- **Work instruction**
The full listing, exactly as written and with no images, is the expected output.

--- START ---

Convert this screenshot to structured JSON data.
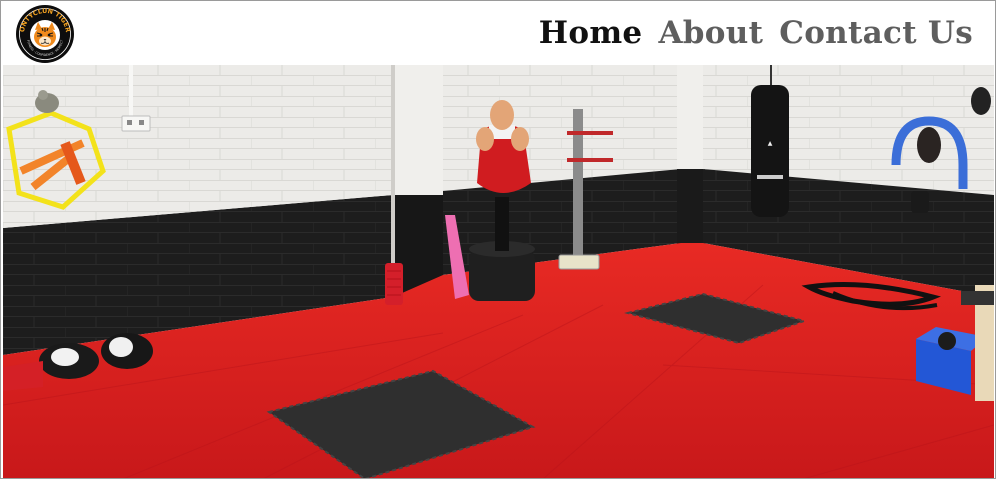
{
  "site": {
    "logo_icon": "tiger-club-badge",
    "logo_text": "PONTYCLUN TIGERS"
  },
  "nav": {
    "items": [
      {
        "label": "Home",
        "state": "active"
      },
      {
        "label": "About",
        "state": "inactive"
      },
      {
        "label": "Contact Us",
        "state": "inactive"
      }
    ]
  },
  "hero": {
    "subject": "martial-arts-training-room",
    "colors": {
      "floor": "#e01e1e",
      "wall_upper": "#ececea",
      "wall_lower": "#1c1c1c",
      "mat_dark": "#2f2f2f",
      "guard_red": "#d01c20"
    }
  }
}
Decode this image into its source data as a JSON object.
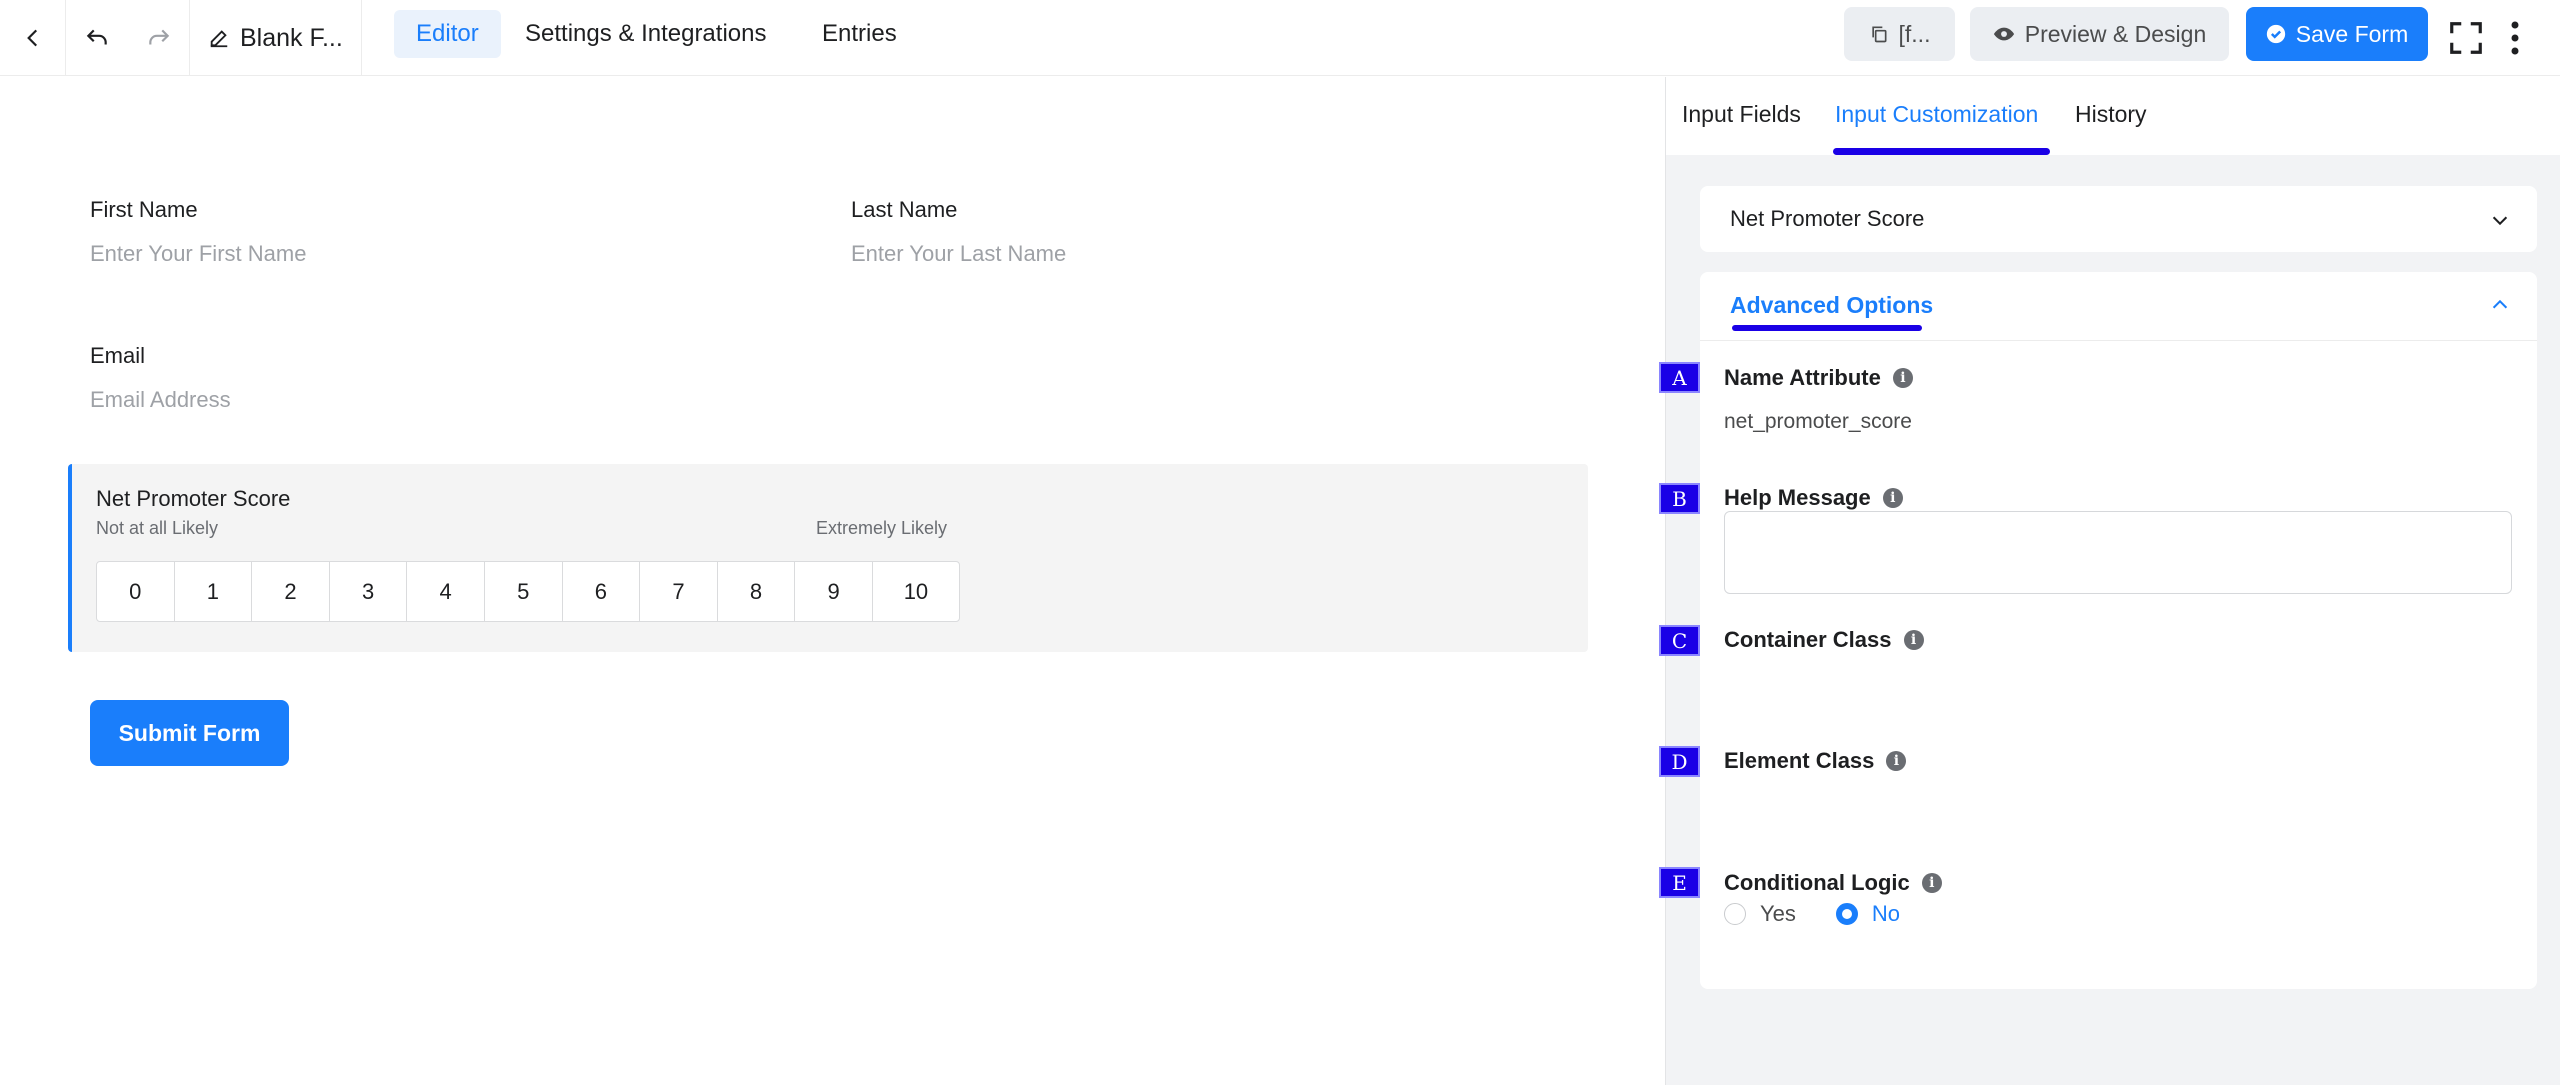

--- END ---

- **Your response**
Convert this screenshot to structured JSON data.
{
  "site": {
    "logo_icon": "tiger-club-badge",
    "logo_text": "PONTYCLUN TIGERS"
  },
  "nav": {
    "items": [
      {
        "label": "Home",
        "state": "active"
      },
      {
        "label": "About",
        "state": "inactive"
      },
      {
        "label": "Contact Us",
        "state": "inactive"
      }
    ]
  },
  "hero": {
    "subject": "martial-arts-training-room",
    "colors": {
      "floor": "#e01e1e",
      "wall_upper": "#ececea",
      "wall_lower": "#1c1c1c",
      "mat_dark": "#2f2f2f",
      "guard_red": "#d01c20"
    }
  }
}
Decode this image into its source data as a JSON object.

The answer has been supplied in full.